So in my last post, Blender Experiments, I documented my initial efforts with modeling in Blender starting from about zero experience with any related software. I have worked with actual clay and as it turns out that translates pretty well, but that’s about it. In this post, I had an image of a particular sort of satyr floating around in my head for a few days so sat down one night and started in on it.

Prior to this session I had combed through a ton of Amazon reviews for books on Blender character modeling, been to the local book store ( whose selection was poor on the topic ) and settled on purchasing the most excellent book, Character Development in Blender 2.5, by Jonathan Williamson. While the book itself has been very informative and a great intro to Blender over all, what I found useful in my current newb state is the video walkthrough of creating a human head which is found on the DVD that comes with the book. He spends if I recall more than half an hour walking you through how he does what he does, and judging by accolades and community opinion, Mr. Williamson knows what he’s talking about. So, much of my approach from a technical perspective draws from what I’ve gleaned from his expertise.
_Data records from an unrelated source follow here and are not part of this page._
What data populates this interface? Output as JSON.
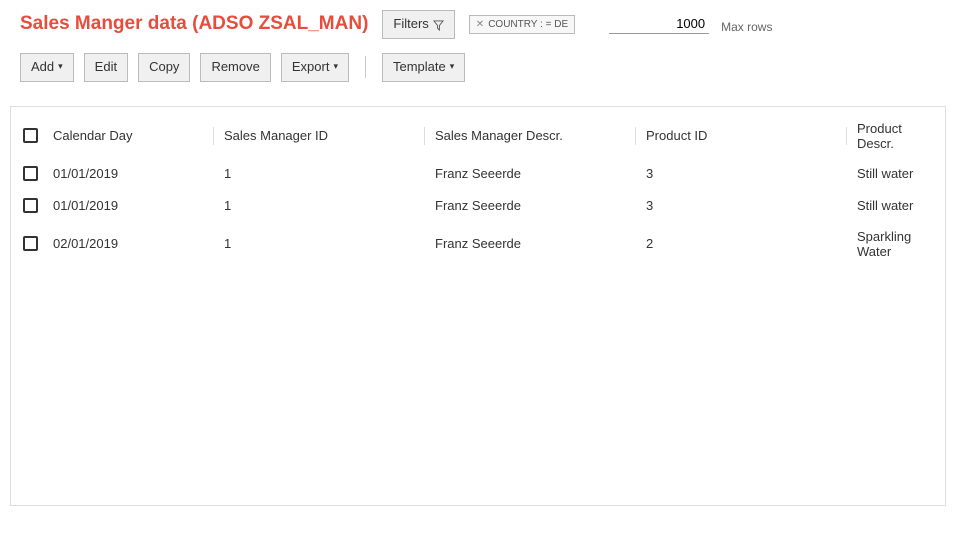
{
  "header": {
    "title": "Sales Manger data (ADSO ZSAL_MAN)",
    "filters_button": "Filters",
    "filter_chip": "COUNTRY : = DE",
    "maxrows_value": "1000",
    "maxrows_label": "Max rows"
  },
  "toolbar": {
    "add": "Add",
    "edit": "Edit",
    "copy": "Copy",
    "remove": "Remove",
    "export": "Export",
    "template": "Template"
  },
  "grid": {
    "columns": [
      "Calendar Day",
      "Sales Manager ID",
      "Sales Manager Descr.",
      "Product ID",
      "Product Descr."
    ],
    "rows": [
      {
        "day": "01/01/2019",
        "smid": "1",
        "smdesc": "Franz Seeerde",
        "pid": "3",
        "pdesc": "Still water"
      },
      {
        "day": "01/01/2019",
        "smid": "1",
        "smdesc": "Franz Seeerde",
        "pid": "3",
        "pdesc": "Still water"
      },
      {
        "day": "02/01/2019",
        "smid": "1",
        "smdesc": "Franz Seeerde",
        "pid": "2",
        "pdesc": "Sparkling Water"
      }
    ]
  }
}
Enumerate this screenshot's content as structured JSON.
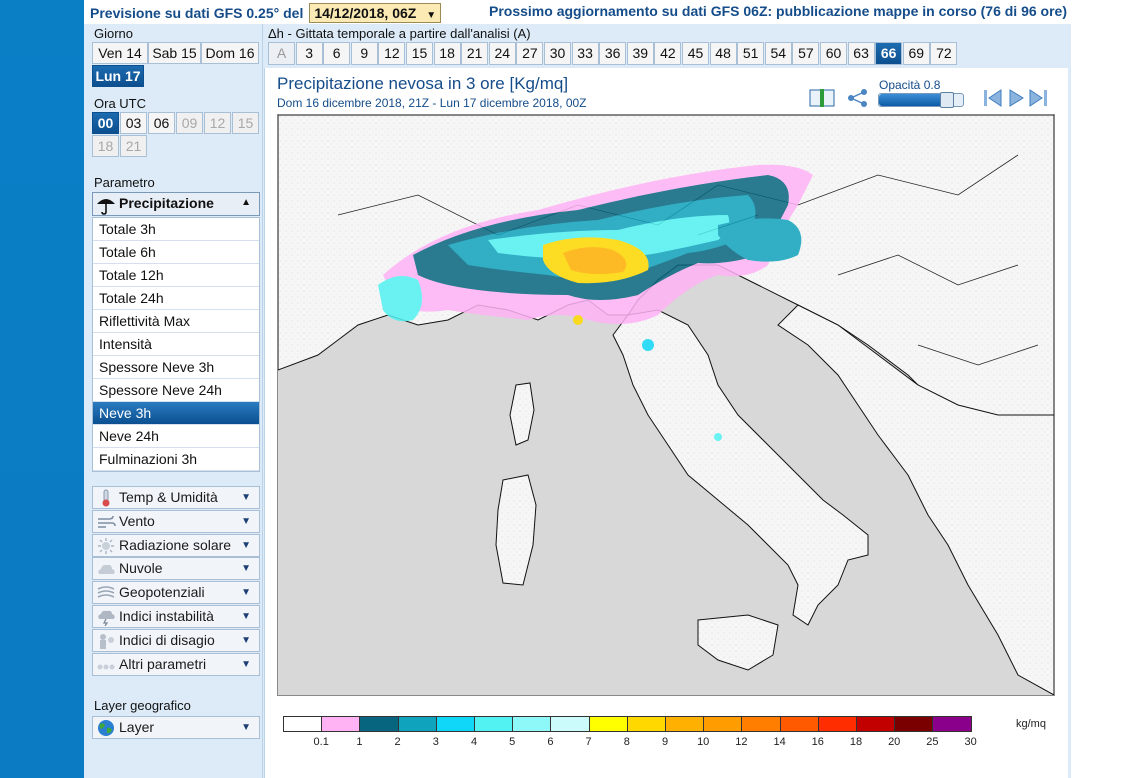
{
  "header": {
    "prefix": "Previsione su dati GFS 0.25° del",
    "run_date": "14/12/2018, 06Z",
    "next_update": "Prossimo aggiornamento su dati GFS 06Z: pubblicazione mappe in corso (76 di 96 ore)"
  },
  "sidebar": {
    "day_label": "Giorno",
    "days": [
      {
        "label": "Ven 14",
        "state": "normal"
      },
      {
        "label": "Sab 15",
        "state": "normal"
      },
      {
        "label": "Dom 16",
        "state": "normal"
      },
      {
        "label": "Lun 17",
        "state": "active"
      }
    ],
    "hour_label": "Ora UTC",
    "hours": [
      {
        "label": "00",
        "state": "active"
      },
      {
        "label": "03",
        "state": "normal"
      },
      {
        "label": "06",
        "state": "normal"
      },
      {
        "label": "09",
        "state": "disabled"
      },
      {
        "label": "12",
        "state": "disabled"
      },
      {
        "label": "15",
        "state": "disabled"
      },
      {
        "label": "18",
        "state": "disabled"
      },
      {
        "label": "21",
        "state": "disabled"
      }
    ],
    "param_label": "Parametro",
    "param_group": "Precipitazione",
    "param_items": [
      {
        "label": "Totale 3h",
        "active": false
      },
      {
        "label": "Totale 6h",
        "active": false
      },
      {
        "label": "Totale 12h",
        "active": false
      },
      {
        "label": "Totale 24h",
        "active": false
      },
      {
        "label": "Riflettività Max",
        "active": false
      },
      {
        "label": "Intensità",
        "active": false
      },
      {
        "label": "Spessore Neve 3h",
        "active": false
      },
      {
        "label": "Spessore Neve 24h",
        "active": false
      },
      {
        "label": "Neve 3h",
        "active": true
      },
      {
        "label": "Neve 24h",
        "active": false
      },
      {
        "label": "Fulminazioni 3h",
        "active": false
      }
    ],
    "groups": [
      {
        "label": "Temp & Umidità",
        "icon": "thermometer-icon"
      },
      {
        "label": "Vento",
        "icon": "wind-icon"
      },
      {
        "label": "Radiazione solare",
        "icon": "sun-icon"
      },
      {
        "label": "Nuvole",
        "icon": "cloud-icon"
      },
      {
        "label": "Geopotenziali",
        "icon": "geopotential-icon"
      },
      {
        "label": "Indici instabilità",
        "icon": "storm-cloud-icon"
      },
      {
        "label": "Indici di disagio",
        "icon": "discomfort-icon"
      },
      {
        "label": "Altri parametri",
        "icon": "dots-icon"
      }
    ],
    "layer_label": "Layer geografico",
    "layer_group": "Layer"
  },
  "timeline": {
    "label": "Δh - Gittata temporale a partire dall'analisi (A)",
    "steps": [
      "A",
      "3",
      "6",
      "9",
      "12",
      "15",
      "18",
      "21",
      "24",
      "27",
      "30",
      "33",
      "36",
      "39",
      "42",
      "45",
      "48",
      "51",
      "54",
      "57",
      "60",
      "63",
      "66",
      "69",
      "72"
    ],
    "active": "66",
    "disabled": [
      "A"
    ]
  },
  "map": {
    "title": "Precipitazione nevosa in 3 ore [Kg/mq]",
    "subtitle": "Dom 16 dicembre 2018, 21Z - Lun 17 dicembre 2018, 00Z",
    "opacity_label": "Opacità 0.8",
    "opacity_value": 0.8
  },
  "legend": {
    "unit": "kg/mq",
    "colors": [
      "#ffffff",
      "#ffb3f5",
      "#07657f",
      "#10a3bd",
      "#10d7f7",
      "#52f2f2",
      "#8ef8f8",
      "#ccfbfb",
      "#ffff00",
      "#ffd800",
      "#ffb000",
      "#ff9c00",
      "#ff7e00",
      "#ff5a00",
      "#ff2d00",
      "#c30000",
      "#7a0000",
      "#8a008a"
    ],
    "ticks": [
      "0.1",
      "1",
      "2",
      "3",
      "4",
      "5",
      "6",
      "7",
      "8",
      "9",
      "10",
      "12",
      "14",
      "16",
      "18",
      "20",
      "25",
      "30"
    ]
  },
  "colors": {
    "accent": "#154c8a",
    "active": "#0c4f8f",
    "sea": "#ececec",
    "land": "#f7f7f7"
  }
}
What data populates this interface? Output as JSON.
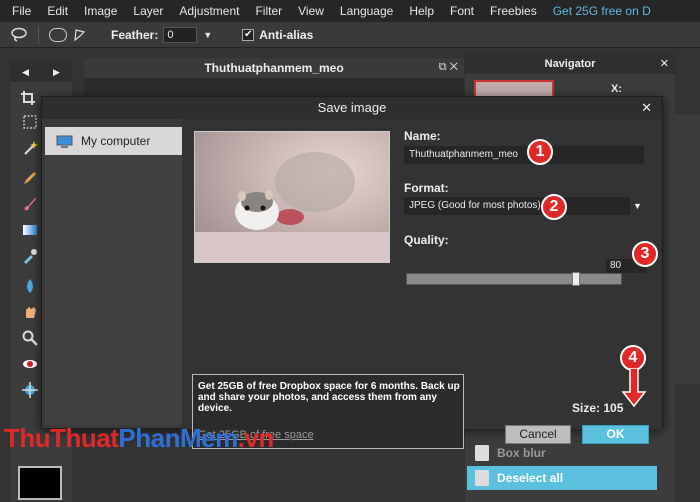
{
  "menubar": {
    "items": [
      "File",
      "Edit",
      "Image",
      "Layer",
      "Adjustment",
      "Filter",
      "View",
      "Language",
      "Help",
      "Font",
      "Freebies"
    ],
    "promo": "Get 25G free on D"
  },
  "options": {
    "feather_label": "Feather:",
    "feather_value": "0",
    "antialias_label": "Anti-alias",
    "antialias_checked": "✔"
  },
  "canvas": {
    "title": "Thuthuatphanmem_meo"
  },
  "navigator": {
    "title": "Navigator",
    "x_label": "X:"
  },
  "history": {
    "items": [
      {
        "label": "Box blur"
      },
      {
        "label": "Deselect all"
      }
    ]
  },
  "dialog": {
    "title": "Save image",
    "location": "My computer",
    "name_label": "Name:",
    "name_value": "Thuthuatphanmem_meo",
    "format_label": "Format:",
    "format_value": "JPEG (Good for most photos)",
    "quality_label": "Quality:",
    "quality_value": "80",
    "quality_fraction": 0.8,
    "promo_text": "Get 25GB of free Dropbox space for 6 months. Back up and share your photos, and access them from any device.",
    "promo_link": "Get 25GB of free space",
    "size_text": "Size: 105",
    "cancel_label": "Cancel",
    "ok_label": "OK"
  },
  "badges": [
    "1",
    "2",
    "3",
    "4"
  ],
  "watermark": {
    "part1": "ThuThuat",
    "part2": "PhanMem",
    "part3": ".vn"
  },
  "colors": {
    "accent": "#5bc0de",
    "badge": "#e02828",
    "promo_link": "#5fb8e0"
  }
}
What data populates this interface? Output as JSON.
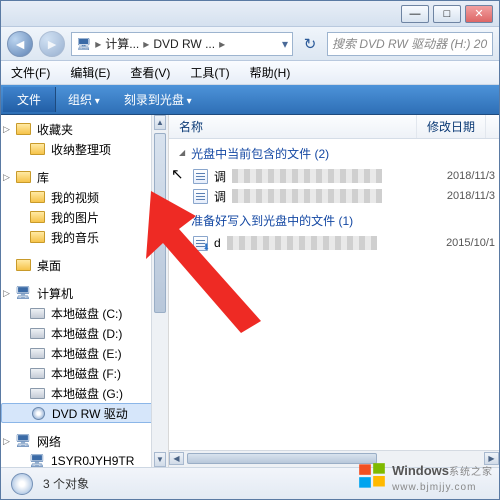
{
  "titlebar": {
    "min": "—",
    "max": "□",
    "close": "✕"
  },
  "nav": {
    "back": "◄",
    "fwd": "►"
  },
  "breadcrumb": {
    "seg1": "计算...",
    "seg2": "DVD RW ...",
    "refresh": "↻"
  },
  "search": {
    "placeholder": "搜索 DVD RW 驱动器 (H:) 20"
  },
  "menu": {
    "file": "文件(F)",
    "edit": "编辑(E)",
    "view": "查看(V)",
    "tools": "工具(T)",
    "help": "帮助(H)"
  },
  "cmd": {
    "file": "文件",
    "org": "组织",
    "burn": "刻录到光盘"
  },
  "sidebar": {
    "items": [
      {
        "label": "收藏夹",
        "kind": "folder",
        "root": true,
        "tri": true
      },
      {
        "label": "收纳整理项",
        "kind": "folder"
      },
      {
        "label": "库",
        "kind": "folder",
        "root": true,
        "tri": true,
        "gap": true
      },
      {
        "label": "我的视频",
        "kind": "folder"
      },
      {
        "label": "我的图片",
        "kind": "folder"
      },
      {
        "label": "我的音乐",
        "kind": "folder"
      },
      {
        "label": "桌面",
        "kind": "folder",
        "root": true,
        "gap": true
      },
      {
        "label": "计算机",
        "kind": "pc",
        "root": true,
        "tri": true,
        "gap": true
      },
      {
        "label": "本地磁盘 (C:)",
        "kind": "drive"
      },
      {
        "label": "本地磁盘 (D:)",
        "kind": "drive"
      },
      {
        "label": "本地磁盘 (E:)",
        "kind": "drive"
      },
      {
        "label": "本地磁盘 (F:)",
        "kind": "drive"
      },
      {
        "label": "本地磁盘 (G:)",
        "kind": "drive"
      },
      {
        "label": "DVD RW 驱动",
        "kind": "disc",
        "sel": true
      },
      {
        "label": "网络",
        "kind": "pc",
        "root": true,
        "tri": true,
        "gap": true
      },
      {
        "label": "1SYR0JYH9TR",
        "kind": "pc"
      }
    ]
  },
  "cols": {
    "name": "名称",
    "date": "修改日期"
  },
  "groups": [
    {
      "title": "光盘中当前包含的文件 (2)",
      "rows": [
        {
          "label": "调",
          "pixelated": true,
          "date": "2018/11/3"
        },
        {
          "label": "调",
          "pixelated": true,
          "date": "2018/11/3"
        }
      ]
    },
    {
      "title": "准备好写入到光盘中的文件 (1)",
      "rows": [
        {
          "label": "d",
          "pixelated": true,
          "date": "2015/10/1",
          "down": true
        }
      ]
    }
  ],
  "status": {
    "text": "3 个对象"
  },
  "watermark": {
    "brand": "Windows",
    "sub": "系统之家",
    "domain": "www.bjmjjy.com"
  }
}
The content of what I’m working on is out of my head, not from images, reference material, or anyone else’s intellectual property. So here we go:


This head model started with a cube that was subdivided 3 times into a sphere. Using a grease pencil I outlined where I wanted the skull to be and used a grab brush with a larger radius to uniformly pull the polygons to the outline.


Pulling down the polys from a different angle. Makes the general shape of a human skull very quickly. This is so much easier than thinking of it as real clay at this point wherein you’d shave off or add layers as needed.


Increased the subdivision levels in the multires modifier a few times. Used a high radius grab brush to flatten and deform the skull, and the clay brush to add layers to things like eyebrows and the nose.


General formation of lips, nose, eye sockets, and ears using a combination of clay brush with max curve to add clay, crease brush to add definition, and smooth brush to soften the look. I’m kind of following the general guidelines for positioning facial features ( like how the eyes should vertically be about the middle of the skull ), but I’m mostly just doing what feels proportional for the character I’m picturing.


Adding definition behind the ears. Also, not bad for the first time doing ears. All those years of Ear School finally paid off ( not really ).


Putting some generic eyeballs in and adding definition around them using the crease brush. Right about here is where I saved off a copy of what I had done so far so that when I do my next head model, I can get a bit of a jumpstart instead of having to rebuild.


The finished look with horns in place. I’ve been picturing this guy for a couple days. I call him Demon. This model took a bit over two hours to do.


Profile shot of Demon. I like how the three horns on the side of his face follow the contour of the temple and cheek bone.


Good view of Demon’s jawline and chin horn. I like the definition here.


Front view of Demon.


Slightly downward shot of Demon showing his array of horns and facial structure.

And that’s about it on this model. Overall, I feel much more comfortable with the crease brush for definition, and the combination of clay brush and smooth brush for cleanly building up layers on the model. I also learned not to be afraid to use Subdivide but I do agree with the known premise of trying to sculpt what you can on your current model before increasing the poly count and going farther. Its more stable for me, at least. Its also encouraging to see how quickly this model already looks …much less crappy… than the previous model lol. Thanks for reading!